18 June, 2015Changes in the world of work are challenging labour protection of workers, particularly those in temporary or precarious work. Last week, at the International Labour Conference in Geneva, the Committee on Social Protection presented conclusions to better respond to these deficits in the workplace.
The Committee for the Recurrent Discussion on Social Protection (Labour Protection) said that although some advances have been made in minimum wage systems, working hours, health and safety, and maternity protection, too many workers lack adequate social protection.
The discussion was informed by a report prepared by the International Labour Organization (ILO), Labour Protection in a Transforming World of Work, which paints the new challenges that workers are facing. New technologies and globalization have led to different business models that have created fresh barriers to the exercise of the freedom of association. Collective bargaining coverage has declined. Labour protection regulations have been questioned under the pretext that they have a negative effect on employment.
The Committee said more should be done to give better protection to workers in non-standard forms of employment (NSFE). NSFE or precarious work questions the traditional employment relationship that has been the basis of labour protection. The Committee recommended, as the Meeting of Experts on NSFE did in February, to evaluate the need for new international labour standards on temporary employment and on discrimination on the basis of employment status.
A special focus was also given to health and safety. The Committee put forward the need to identify emerging risks linked to new way of work in particular, increased violence against workers, exposure to hazardous substances and psychosocial problems. Emphasis was again put on the need for employers to develop their policies and risk management mechanisms in consultation with workers and their trade union representatives. The Committee reminded of the need to protect pregnant women, and highlighted, as stipulated in ILO convention 183, that all women, including those in NSFE should enjoy protection without discrimination.
The Committee also called for a tripartite meeting of experts on the developments and challenges of flexible working time arrangements and their impact on workers. The pressure on workers to be available to work for extended periods, as well as zero hours contracts were other issues raised during the discussions.
The Committee recommended that due regard would be made in next year’s discussion on global supply chains. IndustriALL Global Union will participate in this debate and promote effective measures to ensure good labour protection for workers in supply chains and non-standard forms of employment.
Catelene Passchier, Workers' Spokesperson for the Labour Protection Committee said:

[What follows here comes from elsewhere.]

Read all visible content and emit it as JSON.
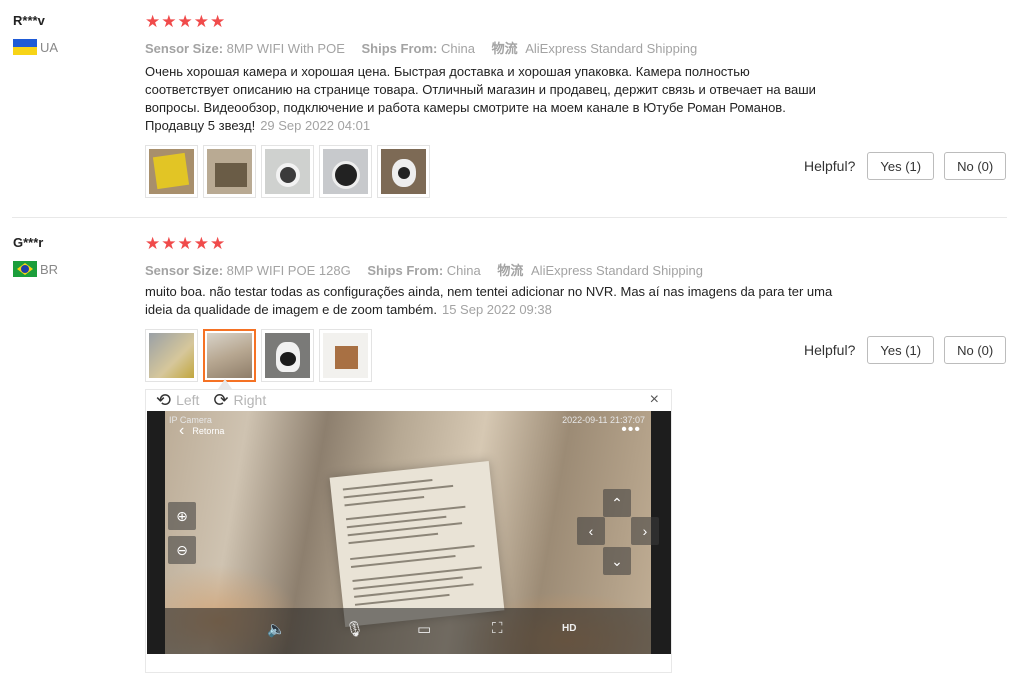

We need fundamental changes to ensure that economic growth, social justice and decent working conditions go hand in hand. It is absolutely unacceptable and indecent that, despite decades of economic growth, still many workers have hardly any social protection; are exposed to extremely hazardous working conditions; need to work excessive hours; lack maternity protection; or do not even earn a proper minimum living wage. Without collective representation many workers cannot access their rights in practice and the potential of collective bargaining and social dialogue cannot be used.